MARKET DAY. The village bus twists and turns through the lanes.
On it are old folk, students, workmen, the woman who reads
paperbacks all the way. There is an Italianate villa where the
naval rating who helped to bury Rupert Brooke en route to
Gallipoli lived; there is the hill where Martin Shaw composed
"Hills of the North, rejoice". And there, across the liquid
landscape, is the little house where my aunt spent her life making
lace for the altar.
But, in the market town, the stone griffins on the church tower
maintain their watch, seeing off goblins and foul fiends. I sense a
new feeling of things not being as prosperous as they were. And, as
always, faces from boyhood appear in the old street - not phantom
features, but young faces grown old along with my own, especially
The Epiphany proceeds. The Queen joins the Three Kings in the
Chapel Royal; and in our three ancient parishes we sing and pray
the journeying liturgy. Soon, we will be walking into Lent. Last
midnight I wandered around the garden, staring at stars, and
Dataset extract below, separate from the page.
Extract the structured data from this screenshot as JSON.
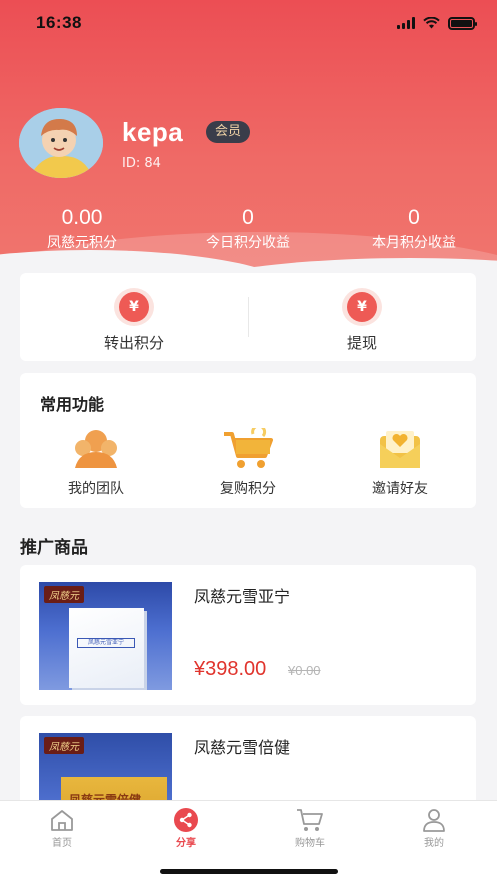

followed by the white cat. Stansted planes flew silently through
golden clouds. An extra quietness prevailed. Snow was out of the
question, and winter was no more than a name. But I checked the oil
tank, and it answered with a half-full clunk.
Then came the clearing of desks for this year's work. Only not
quite yet. Let January get into its stride. Hear some music. Answer
letters. Remember that Keith is coming to decorate John Nash's
studio, now my bedroom. He went to it every day at ten o'clock, and
came down from it at four o'clock. His easel fronted a north light,
and there was a single 40-watt bulb to encourage it. We never
entered without permission, and he never left it without a kind of
sadness. It was never swept or dusted, and cocoa-tin lids piled
with ash were rarely emptied.
When he went away to fill up the sketchbooks, he cleared a space
for me in which to write. But I never worked in his studio with its
north light and half-light, but always in the sunshine. His pupils
would enter this room with reverence, looking forward to the time
when they, too, would attain its murk and hereditary litter and
spiders' webs. For it takes an age to create one's own peerless
dust and muddle.
I was once told the tale of Gustav Holst's reaction to the new
composing room which his wife made ready for him when he was away.
Glorious it was, with great windows on to the beautiful Thaxted
countryside. But they said that he never wrote a note in it, and
sat by the hearth in his old house, as he always did. His suite
The Planets might soar to the skies, but it was created by
Benjamin Britten worked in a window which faced the sea, and
which at times was sprayed with it. But the local stationer sold
postcards of the window, and, when visitors to Aldeburgh stood on
the sea wall to watch him, he had to find a hiding place.
William Hazlitt, the great essayist who longed to be an artist,
insisted that no one should approach an artist at work - that
something sacred was happening at that moment. I once read "Kubla
Khan" in the room where Coleridge had written it, rocking his baby
son to sleep at the same time. Nash walks to his studio in my room